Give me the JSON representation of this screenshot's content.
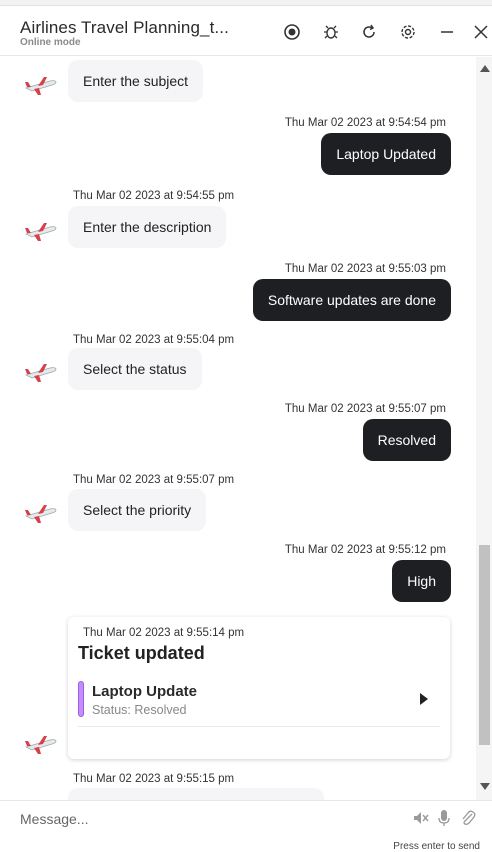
{
  "header": {
    "title": "Airlines Travel Planning_t...",
    "subtitle": "Online mode",
    "icons": [
      "record-icon",
      "bug-icon",
      "refresh-icon",
      "settings-icon",
      "minimize-icon",
      "close-icon"
    ]
  },
  "messages": [
    {
      "from": "bot",
      "timestamp": "",
      "text": "Enter the subject"
    },
    {
      "from": "user",
      "timestamp": "Thu Mar 02 2023 at 9:54:54 pm",
      "text": "Laptop Updated"
    },
    {
      "from": "bot",
      "timestamp": "Thu Mar 02 2023 at 9:54:55 pm",
      "text": "Enter the description"
    },
    {
      "from": "user",
      "timestamp": "Thu Mar 02 2023 at 9:55:03 pm",
      "text": "Software updates are done"
    },
    {
      "from": "bot",
      "timestamp": "Thu Mar 02 2023 at 9:55:04 pm",
      "text": "Select the status"
    },
    {
      "from": "user",
      "timestamp": "Thu Mar 02 2023 at 9:55:07 pm",
      "text": "Resolved"
    },
    {
      "from": "bot",
      "timestamp": "Thu Mar 02 2023 at 9:55:07 pm",
      "text": "Select the priority"
    },
    {
      "from": "user",
      "timestamp": "Thu Mar 02 2023 at 9:55:12 pm",
      "text": "High"
    }
  ],
  "card": {
    "timestamp": "Thu Mar 02 2023 at 9:55:14 pm",
    "title": "Ticket updated",
    "item_title": "Laptop Update",
    "item_status": "Status: Resolved",
    "accent_color": "#c48cff"
  },
  "last_timestamp": "Thu Mar 02 2023 at 9:55:15 pm",
  "composer": {
    "placeholder": "Message...",
    "hint": "Press enter to send",
    "icons": [
      "speaker-muted-icon",
      "microphone-icon",
      "attachment-icon"
    ]
  },
  "colors": {
    "user_bubble": "#1e1f22",
    "bot_bubble": "#f5f5f7"
  }
}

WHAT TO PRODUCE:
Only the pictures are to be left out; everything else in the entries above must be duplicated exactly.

RESULT OF THE EXERCISE:
Give me the JSON representation of this screenshot's content.
{
  "header": {
    "title": "Airlines Travel Planning_t...",
    "subtitle": "Online mode",
    "icons": [
      "record-icon",
      "bug-icon",
      "refresh-icon",
      "settings-icon",
      "minimize-icon",
      "close-icon"
    ]
  },
  "messages": [
    {
      "from": "bot",
      "timestamp": "",
      "text": "Enter the subject"
    },
    {
      "from": "user",
      "timestamp": "Thu Mar 02 2023 at 9:54:54 pm",
      "text": "Laptop Updated"
    },
    {
      "from": "bot",
      "timestamp": "Thu Mar 02 2023 at 9:54:55 pm",
      "text": "Enter the description"
    },
    {
      "from": "user",
      "timestamp": "Thu Mar 02 2023 at 9:55:03 pm",
      "text": "Software updates are done"
    },
    {
      "from": "bot",
      "timestamp": "Thu Mar 02 2023 at 9:55:04 pm",
      "text": "Select the status"
    },
    {
      "from": "user",
      "timestamp": "Thu Mar 02 2023 at 9:55:07 pm",
      "text": "Resolved"
    },
    {
      "from": "bot",
      "timestamp": "Thu Mar 02 2023 at 9:55:07 pm",
      "text": "Select the priority"
    },
    {
      "from": "user",
      "timestamp": "Thu Mar 02 2023 at 9:55:12 pm",
      "text": "High"
    }
  ],
  "card": {
    "timestamp": "Thu Mar 02 2023 at 9:55:14 pm",
    "title": "Ticket updated",
    "item_title": "Laptop Update",
    "item_status": "Status: Resolved",
    "accent_color": "#c48cff"
  },
  "last_timestamp": "Thu Mar 02 2023 at 9:55:15 pm",
  "composer": {
    "placeholder": "Message...",
    "hint": "Press enter to send",
    "icons": [
      "speaker-muted-icon",
      "microphone-icon",
      "attachment-icon"
    ]
  },
  "colors": {
    "user_bubble": "#1e1f22",
    "bot_bubble": "#f5f5f7"
  }
}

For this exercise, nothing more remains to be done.